This year is the 100th anniversary of the song “Gamaliel Painter’s Cane.” If you graduated from Middlebury in the last 100 years, you’ve sung it at least once. College songs are common. They’re often about the college’s location, its mission, its history, or its student body characteristics. And while Gamaliel Painter, as many of you may know, was one of the founders of Middlebury’s town and college, the song isn’t about him, really. It’s about his cane.
That’s a bit unusual. Why is a cane such a persistent symbol of Middlebury, worthy of a song (where rapping canes often provide a percussive accompaniment) that’s been sung at graduations and reunions for decades? The lyrics of the song give a bit of a history lesson.
The first verse presents the facts: “When Gamaliel Painter died, he was Middlebury’s pride, a sturdy pioneer without a stain; and he left his all by will to the college on the hill, and included in the codicil his cane.”
Gamaliel Painter was, indeed, a sturdy pioneer. He was born in Connecticut in 1742 and migrated to Vermont, where he became a highly influential member of society. He helped found both the town and the college of Middlebury; was a member of the Constitutional Convention, a county court judge, and an Addison County sheriff; and represented Middlebury in the state legislature. He deeded land to the town of Middlebury for a common and a courthouse, and he oversaw the construction of the Congregational Church and Painter Hall.
When he died he left the vast majority of his estate, including his cane, to the College.
Over time, that cane became a symbol of the College. We give replica canes to newly minted alumni—a tradition that’s come and gone over the years but has been current since 1995. The original cane is well traveled: it’s gone out to Monterey for the Middlebury Institute of International Studies Commencement, and it’s passed among new students at the first-year convocations in September and February. When I think about the number of hands that have touched Painter’s cane over the centuries, and particularly over the last two decades, I don’t think about the 217 years’ worth of germs (although it’s been pointed out to me). Rather, I think about the physical connection among so many Midd students with this piece of College history.
In later verses of “Gamaliel Painter’s Cane,” we’re told that while “his blessed bones are hid ’neath a marble pyramid” in the Middlebury cemetery next to campus, “he left to us his courage in his cane.”

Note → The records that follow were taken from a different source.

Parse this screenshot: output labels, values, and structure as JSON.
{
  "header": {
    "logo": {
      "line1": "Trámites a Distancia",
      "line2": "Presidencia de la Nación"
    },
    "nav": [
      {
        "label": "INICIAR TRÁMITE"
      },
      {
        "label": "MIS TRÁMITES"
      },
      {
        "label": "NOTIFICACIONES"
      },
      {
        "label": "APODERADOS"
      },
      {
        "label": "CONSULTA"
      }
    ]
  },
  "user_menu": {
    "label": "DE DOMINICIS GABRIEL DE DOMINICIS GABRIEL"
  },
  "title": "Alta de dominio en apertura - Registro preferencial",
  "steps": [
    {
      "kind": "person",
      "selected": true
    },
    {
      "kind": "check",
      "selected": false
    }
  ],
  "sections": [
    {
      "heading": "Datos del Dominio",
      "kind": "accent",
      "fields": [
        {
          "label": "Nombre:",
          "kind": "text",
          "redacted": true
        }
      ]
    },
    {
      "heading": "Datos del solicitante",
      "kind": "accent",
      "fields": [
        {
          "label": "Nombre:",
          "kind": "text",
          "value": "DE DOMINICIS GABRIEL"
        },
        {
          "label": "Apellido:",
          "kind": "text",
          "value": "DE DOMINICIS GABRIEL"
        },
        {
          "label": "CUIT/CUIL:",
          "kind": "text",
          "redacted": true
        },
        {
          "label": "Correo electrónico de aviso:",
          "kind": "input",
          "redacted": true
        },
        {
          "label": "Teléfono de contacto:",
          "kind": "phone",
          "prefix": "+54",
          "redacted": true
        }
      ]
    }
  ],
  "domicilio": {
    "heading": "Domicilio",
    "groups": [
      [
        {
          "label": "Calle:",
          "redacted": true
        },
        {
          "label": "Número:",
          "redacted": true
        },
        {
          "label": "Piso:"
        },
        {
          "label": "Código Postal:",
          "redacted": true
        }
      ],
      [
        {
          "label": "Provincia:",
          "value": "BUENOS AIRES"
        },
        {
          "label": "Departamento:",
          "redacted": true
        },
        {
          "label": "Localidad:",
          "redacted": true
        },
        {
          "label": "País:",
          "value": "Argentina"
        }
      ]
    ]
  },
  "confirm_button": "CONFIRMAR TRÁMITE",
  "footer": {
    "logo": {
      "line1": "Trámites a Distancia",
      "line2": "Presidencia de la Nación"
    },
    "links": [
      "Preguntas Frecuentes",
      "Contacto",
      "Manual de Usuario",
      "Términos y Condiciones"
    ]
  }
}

I keep Painter’s original cane in a place of honor in my office where I often look at it, appreciating all it symbolizes—its history and its present relevance. I like to think that “his courage in his cane” that we sing about is the courage that Gamaliel Painter exhibited in moving from sophisticated New Haven, Connecticut, to the frontier land that was Vermont, creating connections between land and people, and generously providing for the future of Middlebury. It was also his courage to commit to an evolving community that could be challenging but that inspired enough pride of ownership that it was ultimately worthy of his estate.
Middlebury is continuing to evolve. I believe that the institution is now uniquely positioned to deliver an immersive education that will prepare all of our students to lead engaged, consequential, and creative lives and address the world’s most challenging problems in an environment that fosters work across intellectual, cultural, and geographic borders. Middlebury can and will be more flexible and more collaborative, and will be the leader in place-based experiential learning. We will deliver more opportunities for lifelong engagement with our alumni. And we must continue to be intentional in how we choose to pursue our vision and allocate our resources.
At this time of year, I hold Gamaliel Painter’s cane quite a bit—and when I hold it, I am connected to the thousands of hands that have held it before me, and that will hold it after me. With the gift of this cane in 1819 came a gift that provided stability to the College, and eventually led to a song, and a shared tradition. Equally as important came “his courage in his cane,” which will guide all of us as we move together into the future with Middlebury.
Laurie Patton can be reached at firstname.lastname@example.org.